A shared resistance to criminalizing acts of male sexual assault helps partly explain the humiliation that rape trial procedures routinely heap on women. This can sometimes extend to trial court judges: in letting off men accused of rape, judges have been known also to pronounce on how a woman subject to ‘legitimate’ rape would have behaved. Between investigators who handle evidence casually, prosecutors who fail to use it effectively, and judges desirous sometimes of making their own evidence, it is no surprise that conviction rates against rape offenders are so low.
As necessary as they are, certain justice needs more than gender sensitization programmes. It also requires enhanced police and prosecutorial accountability, perhaps in the form of a dedicated investigative and prosecutorial service for cases involving sexual assault against women.
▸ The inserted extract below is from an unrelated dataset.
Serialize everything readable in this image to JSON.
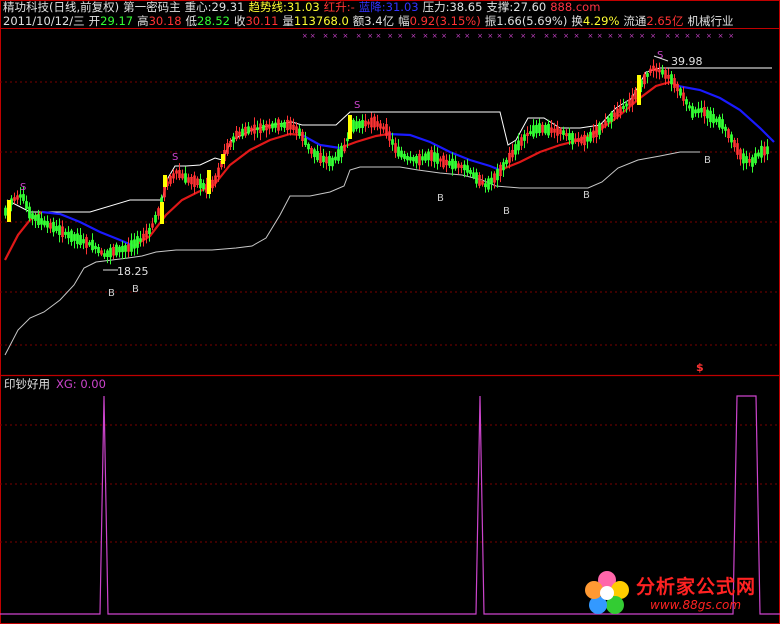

Such a service could even be the first step towards the long-cherished goal of creating an independent criminal prosecution authority. Sexual assault laws should also lay down stringent standards of trial behavior monitored by an independent body reporting perhaps to the High Court, and armed with powers to recommend declaring a ‘mistrial’ in the event these standards of trial behavior are breached. To be genuinely effective this monitoring body should also have powers to pin accountability and fix financial and professional sanctions for ‘mistrials’.
In short, special fast-track courts for sexual assault cases may help promote speedy justice. But certain justice, particularly after the present state of mobilization wanes, will require additional norms, instruments, and institutions. The latter deserve closer attention in the current debates than they have so far received. In helping to draw attention to them, Mohan Bhagwat may have rendered us all an unwitting service.
G. Balachandran is Professor of International History and Politics, Graduate Institute, Geneva